Russia-linked hackers reportedly stole details on the strategy used by the U.S. to hack into foreign networks and defend itself after targeting a National Security Agency contractor’s home computer which contained highly classified information in 2015.
The Wall Street Journal reported Thursday that hackers identified files on the contractor’s computer by using an antivirus software made by Kaspersky Lab, a Russia-based company. Experts told the Journal this is “one of the most significant” security breaches in recent years.
The stolen material reportedly included information on how the NSA penetrates foreign computer networks.
According to the report, the hack is the first known incident where Kaspersky software was used by Russian hackers to conduct espionage against the U.S. The alleged breach took place under the Obama administration but was only discovered this spring, according to the report.
A spokesman for the NSA did not comment on the report, saying, “Whether the information is credible or not, NSA’s policy is never to comment on affiliate or personnel matters.”
The Russian company pushed back on the Journal article.
“Kaspersky Lab has not been provided any evidence substantiating the company’s involvement in the alleged incident,” the company said in a statement. “As a private company, Kaspersky Lab does not have inappropriate ties to any government, including Russia, and the only conclusion seems to be that Kaspersky Lab is caught in the middle of a geopolitical fight.”
On Thursday, Sen. Jeanne Shaheen, a member of the Senate Armed Services Committee, called for a hearing on the report, saying it would be "beneficial both to members of the committee and the constituents they represent."
The report comes amid ongoing investigations over Russian meddling and potential collusion with Trump campaign officials during the 2016 presidential race.
A former NSA hacker told Fox News that Kaspersky has been known in the intelligence community to have “questionable relationships.”
The former NSA hacker told Fox News that the NSA would likely not admit to the breach, as it would become “a tight rope they don’t want to walk across.”
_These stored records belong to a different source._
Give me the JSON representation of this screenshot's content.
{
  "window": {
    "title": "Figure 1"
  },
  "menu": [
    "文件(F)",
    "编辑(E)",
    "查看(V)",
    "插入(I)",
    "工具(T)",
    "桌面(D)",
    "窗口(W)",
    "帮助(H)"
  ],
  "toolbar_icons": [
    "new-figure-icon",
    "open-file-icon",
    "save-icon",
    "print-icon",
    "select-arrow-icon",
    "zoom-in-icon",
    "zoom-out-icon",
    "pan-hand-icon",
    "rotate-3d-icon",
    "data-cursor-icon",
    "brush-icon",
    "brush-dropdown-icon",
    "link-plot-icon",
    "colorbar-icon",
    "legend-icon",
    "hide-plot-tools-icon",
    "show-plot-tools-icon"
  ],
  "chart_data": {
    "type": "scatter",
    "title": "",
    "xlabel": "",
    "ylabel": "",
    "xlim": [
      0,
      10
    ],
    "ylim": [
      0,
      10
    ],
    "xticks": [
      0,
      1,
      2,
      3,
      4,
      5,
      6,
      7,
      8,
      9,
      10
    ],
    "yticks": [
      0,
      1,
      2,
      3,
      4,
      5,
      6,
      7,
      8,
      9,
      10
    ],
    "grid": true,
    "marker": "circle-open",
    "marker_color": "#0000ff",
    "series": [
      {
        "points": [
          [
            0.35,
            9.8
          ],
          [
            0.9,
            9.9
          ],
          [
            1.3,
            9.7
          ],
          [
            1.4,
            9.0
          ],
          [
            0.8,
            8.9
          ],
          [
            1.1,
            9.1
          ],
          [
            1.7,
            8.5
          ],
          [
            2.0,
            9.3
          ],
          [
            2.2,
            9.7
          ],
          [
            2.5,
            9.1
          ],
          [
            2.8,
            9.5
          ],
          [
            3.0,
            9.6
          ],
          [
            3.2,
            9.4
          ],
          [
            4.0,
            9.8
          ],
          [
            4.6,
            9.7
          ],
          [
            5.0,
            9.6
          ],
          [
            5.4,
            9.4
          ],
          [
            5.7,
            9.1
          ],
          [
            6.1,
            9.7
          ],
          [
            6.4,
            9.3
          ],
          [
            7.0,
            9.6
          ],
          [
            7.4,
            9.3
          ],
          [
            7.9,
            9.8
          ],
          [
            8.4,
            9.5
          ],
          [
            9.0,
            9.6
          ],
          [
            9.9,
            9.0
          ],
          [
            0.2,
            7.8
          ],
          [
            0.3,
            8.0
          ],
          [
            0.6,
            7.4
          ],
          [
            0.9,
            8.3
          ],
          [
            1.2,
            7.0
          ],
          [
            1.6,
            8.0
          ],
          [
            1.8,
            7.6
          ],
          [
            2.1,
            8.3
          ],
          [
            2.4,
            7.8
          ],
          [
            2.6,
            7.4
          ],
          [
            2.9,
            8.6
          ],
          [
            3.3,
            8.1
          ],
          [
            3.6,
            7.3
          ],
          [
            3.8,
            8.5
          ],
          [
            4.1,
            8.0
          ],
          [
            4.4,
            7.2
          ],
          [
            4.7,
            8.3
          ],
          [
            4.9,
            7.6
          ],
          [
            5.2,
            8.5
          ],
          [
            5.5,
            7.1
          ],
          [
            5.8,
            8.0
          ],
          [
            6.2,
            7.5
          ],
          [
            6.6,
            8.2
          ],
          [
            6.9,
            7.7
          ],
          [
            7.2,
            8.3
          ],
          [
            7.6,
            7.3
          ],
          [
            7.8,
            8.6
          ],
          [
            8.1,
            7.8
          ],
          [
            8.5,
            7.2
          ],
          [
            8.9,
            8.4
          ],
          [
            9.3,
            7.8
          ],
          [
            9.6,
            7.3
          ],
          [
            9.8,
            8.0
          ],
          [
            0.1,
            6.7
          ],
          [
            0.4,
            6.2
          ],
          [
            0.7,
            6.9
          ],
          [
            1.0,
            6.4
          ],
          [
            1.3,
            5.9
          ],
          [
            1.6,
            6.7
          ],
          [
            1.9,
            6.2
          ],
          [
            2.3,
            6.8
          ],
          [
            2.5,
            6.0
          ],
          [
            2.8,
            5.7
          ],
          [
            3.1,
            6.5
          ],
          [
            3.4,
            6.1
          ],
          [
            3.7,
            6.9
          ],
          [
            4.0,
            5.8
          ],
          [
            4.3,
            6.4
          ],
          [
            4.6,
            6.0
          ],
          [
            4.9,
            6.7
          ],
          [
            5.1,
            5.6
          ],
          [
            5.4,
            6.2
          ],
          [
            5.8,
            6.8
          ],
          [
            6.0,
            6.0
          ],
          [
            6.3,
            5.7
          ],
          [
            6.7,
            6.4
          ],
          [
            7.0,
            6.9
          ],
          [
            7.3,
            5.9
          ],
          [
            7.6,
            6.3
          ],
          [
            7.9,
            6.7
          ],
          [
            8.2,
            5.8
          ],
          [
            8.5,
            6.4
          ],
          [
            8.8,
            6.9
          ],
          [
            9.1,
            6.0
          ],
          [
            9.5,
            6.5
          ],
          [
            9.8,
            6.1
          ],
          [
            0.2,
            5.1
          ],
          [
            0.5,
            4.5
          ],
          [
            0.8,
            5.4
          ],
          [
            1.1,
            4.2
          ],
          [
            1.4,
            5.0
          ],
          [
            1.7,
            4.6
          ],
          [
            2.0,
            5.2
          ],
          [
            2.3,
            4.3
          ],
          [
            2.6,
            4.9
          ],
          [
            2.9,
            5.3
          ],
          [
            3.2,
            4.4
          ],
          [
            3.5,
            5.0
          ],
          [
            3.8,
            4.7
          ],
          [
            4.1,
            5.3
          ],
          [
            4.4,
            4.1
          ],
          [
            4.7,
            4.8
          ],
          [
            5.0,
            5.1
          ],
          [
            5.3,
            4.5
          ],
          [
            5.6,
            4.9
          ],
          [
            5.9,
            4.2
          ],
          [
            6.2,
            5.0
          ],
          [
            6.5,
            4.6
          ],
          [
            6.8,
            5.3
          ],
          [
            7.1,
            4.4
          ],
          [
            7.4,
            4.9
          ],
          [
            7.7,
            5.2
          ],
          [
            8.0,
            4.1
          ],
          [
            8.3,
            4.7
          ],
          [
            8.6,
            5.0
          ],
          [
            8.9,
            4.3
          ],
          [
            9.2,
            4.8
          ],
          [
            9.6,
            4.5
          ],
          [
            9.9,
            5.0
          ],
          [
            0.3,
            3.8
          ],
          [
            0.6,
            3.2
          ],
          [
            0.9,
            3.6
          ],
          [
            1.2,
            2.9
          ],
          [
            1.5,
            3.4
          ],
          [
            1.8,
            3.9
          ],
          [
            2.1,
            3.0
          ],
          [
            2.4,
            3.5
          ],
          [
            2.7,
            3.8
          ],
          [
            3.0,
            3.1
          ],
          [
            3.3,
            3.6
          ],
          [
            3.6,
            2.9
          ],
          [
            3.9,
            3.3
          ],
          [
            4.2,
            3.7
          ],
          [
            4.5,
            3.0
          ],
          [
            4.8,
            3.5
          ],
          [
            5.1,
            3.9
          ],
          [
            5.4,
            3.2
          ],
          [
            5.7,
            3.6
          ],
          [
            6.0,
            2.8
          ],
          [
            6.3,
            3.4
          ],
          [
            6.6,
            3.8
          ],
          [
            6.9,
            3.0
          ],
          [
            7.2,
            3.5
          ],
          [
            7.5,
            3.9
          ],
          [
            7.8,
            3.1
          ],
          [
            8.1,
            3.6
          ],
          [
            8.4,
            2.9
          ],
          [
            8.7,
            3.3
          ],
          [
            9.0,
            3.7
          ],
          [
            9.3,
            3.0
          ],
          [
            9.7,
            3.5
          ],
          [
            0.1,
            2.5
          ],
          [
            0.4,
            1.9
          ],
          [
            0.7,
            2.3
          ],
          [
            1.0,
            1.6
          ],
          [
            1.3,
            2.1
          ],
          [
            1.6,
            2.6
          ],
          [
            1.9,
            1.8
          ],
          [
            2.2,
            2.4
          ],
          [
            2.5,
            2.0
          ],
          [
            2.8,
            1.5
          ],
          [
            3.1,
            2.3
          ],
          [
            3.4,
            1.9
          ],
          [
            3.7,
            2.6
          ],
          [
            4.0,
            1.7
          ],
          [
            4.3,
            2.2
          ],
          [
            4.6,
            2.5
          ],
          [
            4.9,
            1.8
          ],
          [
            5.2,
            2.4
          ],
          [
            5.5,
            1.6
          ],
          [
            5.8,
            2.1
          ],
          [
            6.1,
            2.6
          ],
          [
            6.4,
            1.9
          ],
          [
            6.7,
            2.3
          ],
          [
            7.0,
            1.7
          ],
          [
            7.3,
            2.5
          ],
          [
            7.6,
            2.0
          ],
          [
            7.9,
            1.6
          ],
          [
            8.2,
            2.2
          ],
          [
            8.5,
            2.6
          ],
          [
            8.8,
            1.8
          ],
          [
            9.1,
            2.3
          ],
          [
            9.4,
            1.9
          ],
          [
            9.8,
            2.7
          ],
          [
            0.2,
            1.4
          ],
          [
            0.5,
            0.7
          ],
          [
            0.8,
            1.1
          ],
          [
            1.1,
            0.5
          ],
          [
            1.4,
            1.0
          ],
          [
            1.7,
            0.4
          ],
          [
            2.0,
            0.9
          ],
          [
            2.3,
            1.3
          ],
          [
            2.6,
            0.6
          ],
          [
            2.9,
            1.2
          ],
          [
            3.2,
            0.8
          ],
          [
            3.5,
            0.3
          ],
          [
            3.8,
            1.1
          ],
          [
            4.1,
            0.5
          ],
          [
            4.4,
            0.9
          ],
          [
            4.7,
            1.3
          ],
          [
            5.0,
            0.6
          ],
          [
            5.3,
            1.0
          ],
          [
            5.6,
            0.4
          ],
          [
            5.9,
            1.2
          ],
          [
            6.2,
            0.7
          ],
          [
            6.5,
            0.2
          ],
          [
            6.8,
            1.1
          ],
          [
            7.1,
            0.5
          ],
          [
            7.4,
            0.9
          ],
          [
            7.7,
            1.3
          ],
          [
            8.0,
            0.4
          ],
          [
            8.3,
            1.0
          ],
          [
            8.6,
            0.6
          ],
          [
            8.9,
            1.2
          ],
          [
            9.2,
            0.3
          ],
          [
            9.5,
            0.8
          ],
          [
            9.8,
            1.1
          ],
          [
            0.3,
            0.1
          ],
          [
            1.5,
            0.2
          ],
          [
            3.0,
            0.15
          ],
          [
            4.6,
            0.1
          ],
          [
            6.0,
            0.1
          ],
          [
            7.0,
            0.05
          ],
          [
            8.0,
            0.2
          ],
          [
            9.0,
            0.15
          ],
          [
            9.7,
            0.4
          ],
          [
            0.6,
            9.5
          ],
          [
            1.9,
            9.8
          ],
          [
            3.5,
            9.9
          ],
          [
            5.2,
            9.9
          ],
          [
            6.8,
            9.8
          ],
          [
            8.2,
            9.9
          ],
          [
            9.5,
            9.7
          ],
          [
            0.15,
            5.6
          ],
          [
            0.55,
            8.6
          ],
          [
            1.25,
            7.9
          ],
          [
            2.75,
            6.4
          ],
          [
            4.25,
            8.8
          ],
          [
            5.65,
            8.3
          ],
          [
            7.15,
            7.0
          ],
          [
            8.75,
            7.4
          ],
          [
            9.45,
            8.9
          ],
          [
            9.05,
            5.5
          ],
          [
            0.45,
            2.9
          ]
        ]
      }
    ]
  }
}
The Department of Homeland Security banned all U.S. government departments and agencies from using Kaspersky products last month, saying that “malicious cyber actors” could use the company’s software to hack into computer files.
“The risk that the Russian government, whether acting on its own or in collaboration with Kaspersky, could capitalize on access provided by Kaspersky products to compromise federal information and information systems directly implicates U.S. national security,” the DHS said Sept. 13 in announcing the government ban.
The White House did not immediately respond to Fox News’ request for comment on the report.